It is important in Generalised Hyperhidrosis that the cause be addressed.
There are a number of surgical and non surgical treatments for focal hyperhidrosis.
Non Surgical Treatments
- Topical therapies include topical antiperspirants containing aluminum chlorohydrate. These should be applied once daily, usually at night. This agent however can be associated with skin irritation.
- Iontophoresis is a specialized treatment, with some devices available for home use. It can cause some discomfort however and may take up to 10 sessions to show benefit.

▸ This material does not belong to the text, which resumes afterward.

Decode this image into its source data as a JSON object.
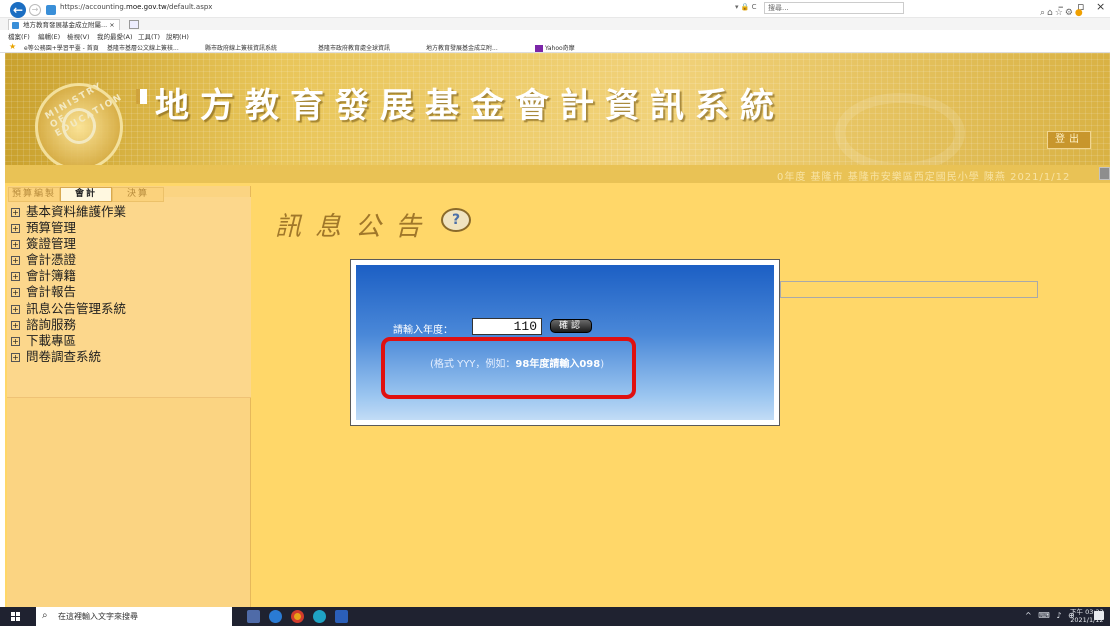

- Botulinum toxin A is a highly effective treatment for focal hyperhidrosis. The PBS has approved Neurologists to administer the treatment for patients with hyperhidrosis of the armpits who do not respond to topical aluminium chloride hexahydrate based antiperspirants. This has reduced the out of pocket expenses for patients per session significantly.
- The treatment is easy and quick to administer for armpit sweating, and gives highly effective results without scarring. Sweating is reduced within a week, with therapeutic effects lasting 4-8 months in 92% of patients. The treatment is associated with high patient satisfaction and low side effect profile.

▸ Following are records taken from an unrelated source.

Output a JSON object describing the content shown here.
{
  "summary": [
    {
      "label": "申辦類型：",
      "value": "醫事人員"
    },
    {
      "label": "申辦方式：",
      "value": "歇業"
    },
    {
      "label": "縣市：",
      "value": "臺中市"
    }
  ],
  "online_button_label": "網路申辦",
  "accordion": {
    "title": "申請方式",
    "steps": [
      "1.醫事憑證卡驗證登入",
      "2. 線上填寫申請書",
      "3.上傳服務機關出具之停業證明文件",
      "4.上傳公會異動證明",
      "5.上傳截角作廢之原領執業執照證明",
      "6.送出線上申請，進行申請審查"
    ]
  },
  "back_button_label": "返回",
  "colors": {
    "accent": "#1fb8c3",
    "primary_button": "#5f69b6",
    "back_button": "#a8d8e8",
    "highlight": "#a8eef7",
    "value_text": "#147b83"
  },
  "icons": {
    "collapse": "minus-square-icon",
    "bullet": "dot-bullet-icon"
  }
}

- Systemic therapy. Anticholinergic medications can be used. They can be effective and are relatively inexpensive, though can have limiting side effects of dry mouth and eyes, urinary retention, and constipation.
Surgery is reserved for those refractory to medical therapy and in whom the condition is having a significant impact on their life.
Note: Information on this site is not a substitute for professional medical advice.
AFR Sweaty Australians are turning to Botox May 5 2015
AFP Hyperhidrosis and bromhidrosis May 2013
Treatment of Primary Axillary Hyperhidrosis with Botulinum Toxin Type A: Our experience in 50 patients from 2007 to 2010 ISRN Dermatology 2012